Professor Rodney Morgan, a panel member, said: ‘The term ‘institutional corruption’ is not used in a historic sense, it’s used in the present tense.’ Yesterday Mr Morgan’s brother Alastair said the family would consider suing the force for putting them ‘through hell’.

Asked whether Dame Cressida should resign, he said: ‘Yes, absolutely I think she should consider her position.’

In a statement, the Morgan family said: ‘At almost every step, we found ourselves lied to, fobbed off, bullied, degraded and let down time and time again. What we were required to endure was nothing less than torture.’

Singling out Dame Cressida for blame, the report said she had not given a ‘reasonable explanation’ for blocking access to computer data and delaying the release of files, the last of which were provided only in March.

The investigation into Mr Morgan’s murder was described as ‘shockingly incompetent’, with officers failing to search the scene, which was left unguarded, ‘pathetic’ forensic work and no alibis sought for suspects.

A Home Office source said there were ‘serious concerns with the Met’s leadership and how it responded to failings’ – although Home Secretary Priti Patel and Boris Johnson later expressed confidence in Dame Cressida. 

The commissioner apologised for past mistakes yesterday, saying: ‘It is a matter of great regret that no one has been brought to justice and that our mistakes have compounded the pain suffered by Daniel’s family. For that I apologise again now.

‘I have been personally determined that the Met provided the panel with the fullest level of co-operation in an open and transparent manner, with complete integrity at all times.’

Scotland Yard rejected the report’s finding of institutional corruption, with assistant commissioner Nick Ephgrave saying: ‘It doesn’t reflect what I see every day.’

He insisted the panel had been given ‘unparalleled access’ including to the police Holmes database, adding: ‘The commissioner has no need to consider her position. She has overseen disclosure to an extent never seen before.’

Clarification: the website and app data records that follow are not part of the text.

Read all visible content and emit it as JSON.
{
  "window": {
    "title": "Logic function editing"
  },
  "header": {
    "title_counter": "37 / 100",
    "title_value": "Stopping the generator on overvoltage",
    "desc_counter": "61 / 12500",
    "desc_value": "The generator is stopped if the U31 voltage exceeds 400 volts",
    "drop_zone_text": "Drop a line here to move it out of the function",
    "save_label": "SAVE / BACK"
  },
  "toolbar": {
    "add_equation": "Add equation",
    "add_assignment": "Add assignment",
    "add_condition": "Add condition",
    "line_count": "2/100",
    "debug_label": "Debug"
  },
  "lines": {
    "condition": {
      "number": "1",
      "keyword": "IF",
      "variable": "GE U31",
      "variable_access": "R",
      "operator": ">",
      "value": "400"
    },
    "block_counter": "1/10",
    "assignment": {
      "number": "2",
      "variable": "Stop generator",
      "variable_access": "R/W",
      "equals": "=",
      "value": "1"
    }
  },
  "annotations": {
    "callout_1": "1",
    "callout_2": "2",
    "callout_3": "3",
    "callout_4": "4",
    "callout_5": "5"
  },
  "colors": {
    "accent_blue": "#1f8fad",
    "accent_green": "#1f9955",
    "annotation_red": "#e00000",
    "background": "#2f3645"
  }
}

The force is conducting a review of the case and has repeated appeals for anyone with information to come forward. It has offered a £50,000 reward.

Read more at DailyMail.co.uk